### Activity
From the listing below, copy each line where "number" occurs.

### Excerpted records
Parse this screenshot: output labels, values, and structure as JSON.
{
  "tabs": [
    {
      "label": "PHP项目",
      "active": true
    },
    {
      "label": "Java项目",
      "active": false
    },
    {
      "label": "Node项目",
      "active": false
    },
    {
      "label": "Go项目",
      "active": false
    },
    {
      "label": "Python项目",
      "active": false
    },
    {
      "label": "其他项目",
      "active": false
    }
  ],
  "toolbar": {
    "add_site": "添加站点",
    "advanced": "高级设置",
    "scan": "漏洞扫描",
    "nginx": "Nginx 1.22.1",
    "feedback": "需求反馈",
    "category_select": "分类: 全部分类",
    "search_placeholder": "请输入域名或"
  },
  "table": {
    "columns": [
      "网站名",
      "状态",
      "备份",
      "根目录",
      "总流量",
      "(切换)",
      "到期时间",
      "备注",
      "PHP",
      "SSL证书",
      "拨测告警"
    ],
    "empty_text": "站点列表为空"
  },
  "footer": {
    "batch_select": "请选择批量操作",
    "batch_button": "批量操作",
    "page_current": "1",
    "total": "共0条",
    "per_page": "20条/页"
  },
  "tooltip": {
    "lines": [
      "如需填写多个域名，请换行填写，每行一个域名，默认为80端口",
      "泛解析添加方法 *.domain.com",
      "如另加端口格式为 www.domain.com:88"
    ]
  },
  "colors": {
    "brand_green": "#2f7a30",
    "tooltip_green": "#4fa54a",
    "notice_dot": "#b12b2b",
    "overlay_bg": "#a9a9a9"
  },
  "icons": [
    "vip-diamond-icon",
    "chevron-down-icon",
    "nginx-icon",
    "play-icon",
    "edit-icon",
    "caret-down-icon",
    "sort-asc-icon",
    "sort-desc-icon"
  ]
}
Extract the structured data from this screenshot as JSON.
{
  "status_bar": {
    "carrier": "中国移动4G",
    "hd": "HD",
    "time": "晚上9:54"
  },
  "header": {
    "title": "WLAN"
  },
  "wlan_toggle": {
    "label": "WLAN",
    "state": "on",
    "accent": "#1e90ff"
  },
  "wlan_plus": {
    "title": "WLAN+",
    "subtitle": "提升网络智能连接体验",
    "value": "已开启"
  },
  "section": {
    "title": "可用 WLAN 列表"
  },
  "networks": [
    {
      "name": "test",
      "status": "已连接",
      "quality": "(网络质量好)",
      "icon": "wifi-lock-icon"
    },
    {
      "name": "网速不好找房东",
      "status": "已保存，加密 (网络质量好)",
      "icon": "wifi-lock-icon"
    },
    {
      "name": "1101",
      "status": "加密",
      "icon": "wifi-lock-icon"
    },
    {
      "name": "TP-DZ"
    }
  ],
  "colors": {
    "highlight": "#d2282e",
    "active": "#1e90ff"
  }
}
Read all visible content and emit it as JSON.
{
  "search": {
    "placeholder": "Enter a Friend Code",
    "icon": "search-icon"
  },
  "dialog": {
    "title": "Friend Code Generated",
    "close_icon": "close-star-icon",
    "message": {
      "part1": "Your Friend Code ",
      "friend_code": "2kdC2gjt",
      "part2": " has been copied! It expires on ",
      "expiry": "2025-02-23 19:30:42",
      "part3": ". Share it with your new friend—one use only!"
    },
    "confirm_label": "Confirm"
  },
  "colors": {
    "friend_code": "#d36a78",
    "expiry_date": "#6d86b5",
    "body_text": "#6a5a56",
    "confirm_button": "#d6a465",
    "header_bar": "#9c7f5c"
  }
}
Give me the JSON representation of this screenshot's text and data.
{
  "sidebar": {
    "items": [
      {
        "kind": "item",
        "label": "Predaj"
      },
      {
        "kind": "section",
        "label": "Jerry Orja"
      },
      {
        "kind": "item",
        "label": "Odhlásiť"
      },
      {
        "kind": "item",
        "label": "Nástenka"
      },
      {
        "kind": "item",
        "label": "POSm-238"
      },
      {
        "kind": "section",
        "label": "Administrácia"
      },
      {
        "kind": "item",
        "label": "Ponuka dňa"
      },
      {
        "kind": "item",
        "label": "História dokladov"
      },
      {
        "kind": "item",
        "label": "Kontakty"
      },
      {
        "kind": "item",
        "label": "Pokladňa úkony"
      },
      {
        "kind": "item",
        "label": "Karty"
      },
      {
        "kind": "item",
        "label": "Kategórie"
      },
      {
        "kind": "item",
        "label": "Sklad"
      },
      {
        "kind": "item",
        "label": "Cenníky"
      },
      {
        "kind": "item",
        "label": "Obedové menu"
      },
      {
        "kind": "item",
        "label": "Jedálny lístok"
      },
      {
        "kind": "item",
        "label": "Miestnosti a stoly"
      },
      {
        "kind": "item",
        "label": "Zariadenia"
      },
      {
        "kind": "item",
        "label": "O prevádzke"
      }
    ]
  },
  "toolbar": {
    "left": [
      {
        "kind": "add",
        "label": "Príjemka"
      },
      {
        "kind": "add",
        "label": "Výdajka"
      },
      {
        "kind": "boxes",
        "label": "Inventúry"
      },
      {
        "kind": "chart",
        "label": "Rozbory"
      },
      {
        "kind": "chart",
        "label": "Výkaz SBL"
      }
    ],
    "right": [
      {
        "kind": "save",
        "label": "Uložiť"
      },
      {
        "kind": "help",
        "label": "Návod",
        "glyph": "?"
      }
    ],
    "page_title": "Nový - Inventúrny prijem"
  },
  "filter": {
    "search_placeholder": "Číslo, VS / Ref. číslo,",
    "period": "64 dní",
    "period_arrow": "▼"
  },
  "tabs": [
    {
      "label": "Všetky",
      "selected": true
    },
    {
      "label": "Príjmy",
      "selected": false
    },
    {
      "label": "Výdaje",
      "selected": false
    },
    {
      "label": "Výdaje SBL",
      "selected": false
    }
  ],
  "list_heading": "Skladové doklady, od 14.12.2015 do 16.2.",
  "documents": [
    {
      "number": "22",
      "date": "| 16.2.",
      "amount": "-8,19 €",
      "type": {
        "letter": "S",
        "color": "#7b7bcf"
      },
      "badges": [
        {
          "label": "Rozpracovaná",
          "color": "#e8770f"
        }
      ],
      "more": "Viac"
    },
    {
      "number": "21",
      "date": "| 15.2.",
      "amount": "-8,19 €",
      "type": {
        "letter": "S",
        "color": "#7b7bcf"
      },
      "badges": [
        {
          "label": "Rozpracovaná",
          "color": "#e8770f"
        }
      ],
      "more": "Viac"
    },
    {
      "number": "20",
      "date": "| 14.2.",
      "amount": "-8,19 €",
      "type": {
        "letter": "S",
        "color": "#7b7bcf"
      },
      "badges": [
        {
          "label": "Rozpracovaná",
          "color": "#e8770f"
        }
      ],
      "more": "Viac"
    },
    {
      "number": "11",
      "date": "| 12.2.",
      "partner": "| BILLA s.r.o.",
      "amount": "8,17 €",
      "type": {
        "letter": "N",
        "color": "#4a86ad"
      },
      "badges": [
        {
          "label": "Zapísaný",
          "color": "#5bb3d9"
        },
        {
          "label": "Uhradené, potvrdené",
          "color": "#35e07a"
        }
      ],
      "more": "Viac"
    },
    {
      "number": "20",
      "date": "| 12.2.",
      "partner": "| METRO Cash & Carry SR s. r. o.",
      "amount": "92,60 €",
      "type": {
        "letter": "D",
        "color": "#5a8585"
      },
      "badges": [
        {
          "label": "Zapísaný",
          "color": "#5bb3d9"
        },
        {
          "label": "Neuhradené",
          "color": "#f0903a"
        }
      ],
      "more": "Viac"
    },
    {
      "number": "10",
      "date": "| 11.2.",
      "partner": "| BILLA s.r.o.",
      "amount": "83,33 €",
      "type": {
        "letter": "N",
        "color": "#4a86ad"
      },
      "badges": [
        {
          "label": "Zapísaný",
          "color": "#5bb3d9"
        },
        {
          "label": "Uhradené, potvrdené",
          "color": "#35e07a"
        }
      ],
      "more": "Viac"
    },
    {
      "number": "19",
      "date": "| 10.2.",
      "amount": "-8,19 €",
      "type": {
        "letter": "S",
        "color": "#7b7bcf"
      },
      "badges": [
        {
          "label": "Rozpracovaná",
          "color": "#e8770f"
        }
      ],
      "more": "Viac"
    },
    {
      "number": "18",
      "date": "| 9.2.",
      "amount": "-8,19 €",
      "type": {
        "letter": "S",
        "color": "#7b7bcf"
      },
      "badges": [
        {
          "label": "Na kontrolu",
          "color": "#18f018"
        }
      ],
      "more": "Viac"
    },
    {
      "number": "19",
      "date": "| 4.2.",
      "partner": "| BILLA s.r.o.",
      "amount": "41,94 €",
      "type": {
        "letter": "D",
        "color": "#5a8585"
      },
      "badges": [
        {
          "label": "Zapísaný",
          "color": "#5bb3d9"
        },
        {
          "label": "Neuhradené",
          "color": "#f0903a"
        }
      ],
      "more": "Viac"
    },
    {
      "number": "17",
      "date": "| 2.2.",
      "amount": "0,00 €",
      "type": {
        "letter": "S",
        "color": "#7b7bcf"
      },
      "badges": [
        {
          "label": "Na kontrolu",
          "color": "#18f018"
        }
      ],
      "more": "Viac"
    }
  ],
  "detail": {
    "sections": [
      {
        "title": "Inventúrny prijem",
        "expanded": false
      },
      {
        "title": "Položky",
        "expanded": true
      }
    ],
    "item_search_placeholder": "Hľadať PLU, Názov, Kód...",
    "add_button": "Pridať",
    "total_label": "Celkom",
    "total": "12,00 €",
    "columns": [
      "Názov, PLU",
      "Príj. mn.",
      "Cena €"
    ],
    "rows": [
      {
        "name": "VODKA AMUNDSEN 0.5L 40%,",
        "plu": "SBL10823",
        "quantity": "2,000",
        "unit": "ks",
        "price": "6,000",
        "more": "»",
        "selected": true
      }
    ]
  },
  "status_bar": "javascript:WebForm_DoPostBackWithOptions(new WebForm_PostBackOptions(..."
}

### Written solution
      "number": "22",
      "number": "21",
      "number": "20",
      "number": "11",
      "number": "20",
      "number": "10",
      "number": "19",
      "number": "18",
      "number": "19",
      "number": "17",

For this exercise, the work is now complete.